What you need to do —
Copy every entry exactly as it stands, though any image it holds should stay out of the copy.

** Opening Available data block **

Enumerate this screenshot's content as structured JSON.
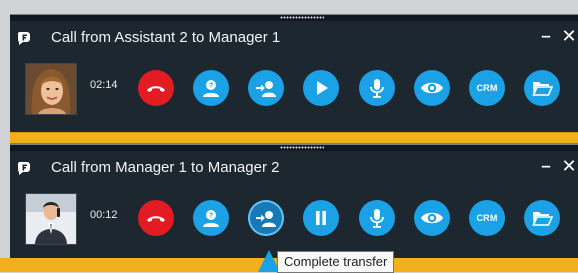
{
  "colors": {
    "panel_bg": "#1d2730",
    "accent_blue": "#1aa1e6",
    "hangup_red": "#e31b23",
    "separator_yellow": "#f2b01a"
  },
  "calls": [
    {
      "title": "Call from Assistant 2 to Manager 1",
      "timer": "02:14",
      "avatar": "person-photo-woman",
      "play_state": "play-icon"
    },
    {
      "title": "Call from Manager 1 to Manager 2",
      "timer": "00:12",
      "avatar": "person-photo-man",
      "play_state": "pause-icon"
    }
  ],
  "buttons": {
    "crm_label": "CRM"
  },
  "window": {
    "minimize": "–",
    "close": "✕"
  },
  "tooltip": {
    "text": "Complete transfer"
  }
}
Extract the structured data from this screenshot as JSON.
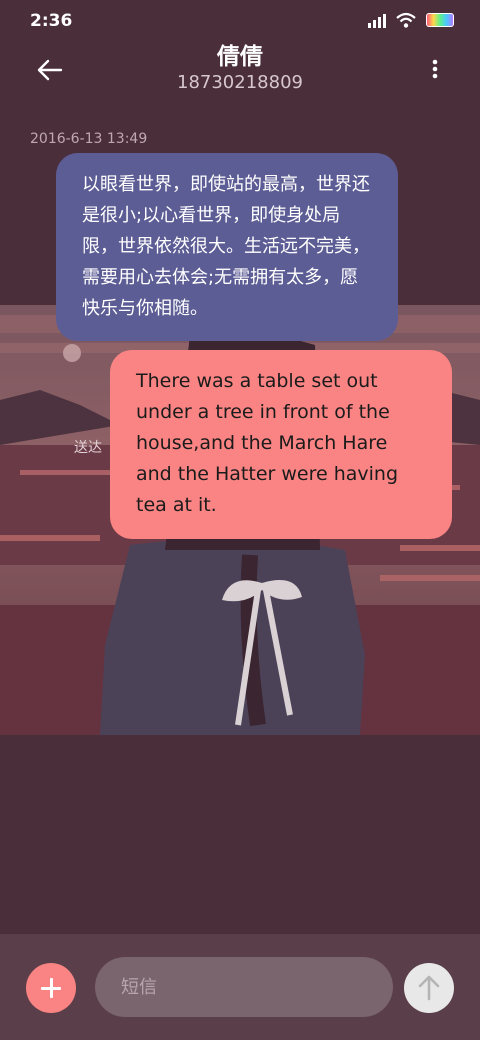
{
  "status_bar": {
    "time": "2:36",
    "icons": [
      "signal-icon",
      "wifi-icon",
      "battery-icon"
    ]
  },
  "header": {
    "contact_name": "倩倩",
    "contact_number": "18730218809",
    "back_icon": "back-arrow-icon",
    "more_icon": "more-vertical-icon"
  },
  "conversation": {
    "timestamp": "2016-6-13 13:49",
    "incoming_message": "以眼看世界，即使站的最高，世界还是很小;以心看世界，即使身处局限，世界依然很大。生活远不完美，需要用心去体会;无需拥有太多，愿快乐与你相随。",
    "outgoing_message": "There was a table set out under a tree in front of the house,and the March Hare and the Hatter were having tea at it.",
    "delivered_label": "送达"
  },
  "composer": {
    "add_icon": "plus-icon",
    "input_placeholder": "短信",
    "send_icon": "send-arrow-icon"
  },
  "colors": {
    "background": "#4a2f3a",
    "incoming_bubble": "#5d5d96",
    "outgoing_bubble": "#f98483",
    "composer_bar": "#5a3e49"
  }
}
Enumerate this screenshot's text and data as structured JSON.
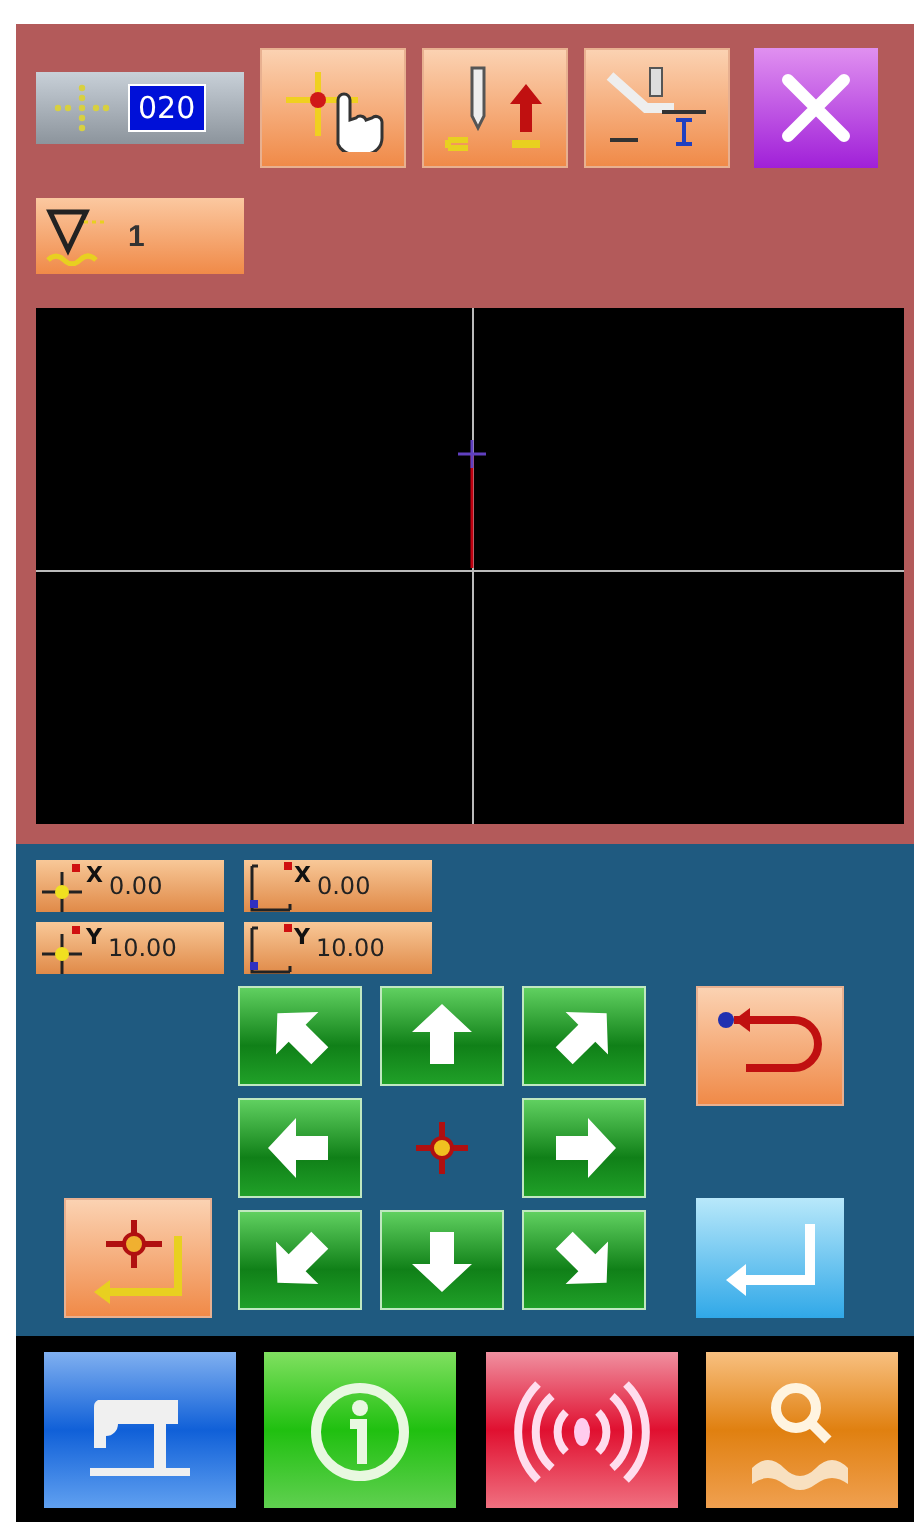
{
  "toolbar": {
    "speed_value": "020"
  },
  "stitch_button": {
    "value": "1"
  },
  "coordinates": [
    {
      "kind": "move",
      "axis": "X",
      "value": "0.00"
    },
    {
      "kind": "size",
      "axis": "X",
      "value": "0.00"
    },
    {
      "kind": "move",
      "axis": "Y",
      "value": "10.00"
    },
    {
      "kind": "size",
      "axis": "Y",
      "value": "10.00"
    }
  ]
}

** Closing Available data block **

Answer —
Enumerate this screenshot's content as structured JSON.
{
  "colors": {
    "panel_bg": "#1d2730",
    "accent_blue": "#1aa1e6",
    "hangup_red": "#e31b23",
    "separator_yellow": "#f2b01a"
  },
  "calls": [
    {
      "title": "Call from Assistant 2 to Manager 1",
      "timer": "02:14",
      "avatar": "person-photo-woman",
      "play_state": "play-icon"
    },
    {
      "title": "Call from Manager 1 to Manager 2",
      "timer": "00:12",
      "avatar": "person-photo-man",
      "play_state": "pause-icon"
    }
  ],
  "buttons": {
    "crm_label": "CRM"
  },
  "window": {
    "minimize": "–",
    "close": "✕"
  },
  "tooltip": {
    "text": "Complete transfer"
  }
}
Extract the structured data from this screenshot as JSON.
{
  "status_bar": {
    "time": "2:36",
    "icons": [
      "signal-icon",
      "wifi-icon",
      "battery-icon"
    ]
  },
  "header": {
    "contact_name": "倩倩",
    "contact_number": "18730218809",
    "back_icon": "back-arrow-icon",
    "more_icon": "more-vertical-icon"
  },
  "conversation": {
    "timestamp": "2016-6-13 13:49",
    "incoming_message": "以眼看世界，即使站的最高，世界还是很小;以心看世界，即使身处局限，世界依然很大。生活远不完美，需要用心去体会;无需拥有太多，愿快乐与你相随。",
    "outgoing_message": "There was a table set out under a tree in front of the house,and the March Hare and the Hatter were having tea at it.",
    "delivered_label": "送达"
  },
  "composer": {
    "add_icon": "plus-icon",
    "input_placeholder": "短信",
    "send_icon": "send-arrow-icon"
  },
  "colors": {
    "background": "#4a2f3a",
    "incoming_bubble": "#5d5d96",
    "outgoing_bubble": "#f98483",
    "composer_bar": "#5a3e49"
  }
}
Enumerate this screenshot's text and data as structured JSON.
{
  "toolbar": {
    "speed_value": "020"
  },
  "stitch_button": {
    "value": "1"
  },
  "coordinates": [
    {
      "kind": "move",
      "axis": "X",
      "value": "0.00"
    },
    {
      "kind": "size",
      "axis": "X",
      "value": "0.00"
    },
    {
      "kind": "move",
      "axis": "Y",
      "value": "10.00"
    },
    {
      "kind": "size",
      "axis": "Y",
      "value": "10.00"
    }
  ]
}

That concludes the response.